Other Complications -Decreased 2,3-DPG with storage: ? Significance -Citrate: metabolism to bicarbonate; Calcium binding -Microaggregates (platelets, leukocytes): micropore filters controversial -Hypothermia: warmers used to prevent -Coagulation disorders: massive transfusion (>10 units) may lead to dilution of platelets and factor V and VIII. -DIC: uncontrolled activation of coagulation system
Treatment of Acute Hemolytic Reactions Immediate discontinuation of blood products and send blood bags to lab. Maintenance of urine output with crystalloid infusions Administration of mannitol or Furosemide for diuretic effect
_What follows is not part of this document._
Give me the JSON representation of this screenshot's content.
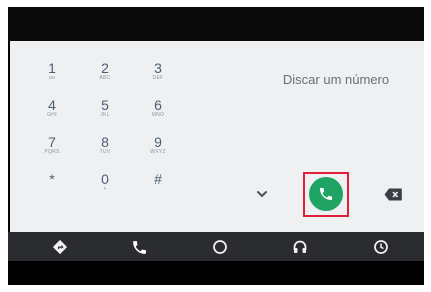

Autologous Blood Pre-donation of patient’s own blood prior to elective surgery 1 unit donated every 4 days (up to 3 units) Last unit donated at least 72 hrs prior to surgery Reduces chance of hemolytic reactions and transmission of blood-bourne diseases Not desirable for compromised patients
Administering Blood Products -Consent necessary for elective transfusion -Unit is checked by 2 people for Unit #, patient ID, expiration date, physical appearance. -pRBC’s are mixed with saline solution (not LR) -Products are warmed mechanically and given slowly if condition permits -Close observation of patient for signs of complications -If complications suspected, infusion discontinued, blood bank notified, proper steps taken.
Alternatives to Blood Products Autotransfusion Blood substitutes
Autotransfusion Commonly known as “Cell-saver” Allows collection of blood during surgery for re- administration RBC’s centrifuged from plasma Effective when > 1000ml are collected
Blood Substitutes Experimental oxygen-carrying solutions: developed to decrease dependence on human blood products Military battlefield usage initial goal Multiple approaches: -Outdated human Hgb reconstituted in solution -Genetically engineered/bovine Hgb in solution -Liposome-encapsulated Hgb -Perflurocarbons
Blood Substitutes (cont.) Potential Advantages: -No cross-match requirements -Long-term shelf storage -No blood-bourne transmission -Rapid restoration of oxygen delivery in traumatized patients -Easy access to product (available on ambulances, field hospitals, hospital ships)
Blood Substitutes (cont.) Potential Disadvantages: - Undesirable hemodynamic effects: Mean arterial pressure and pulmonary artery pressure increases -Short half-life in bloodstream (24 hrs) -Still in clinical trials, unproven efficacy -High cost
Transfusion Therapy Summary Decision to transfuse involves many factors Availability of component factors allows treatment of specific deficiency Risks of transfusion must be understood and explained to patients Vigilance necessary when transfusing any blood product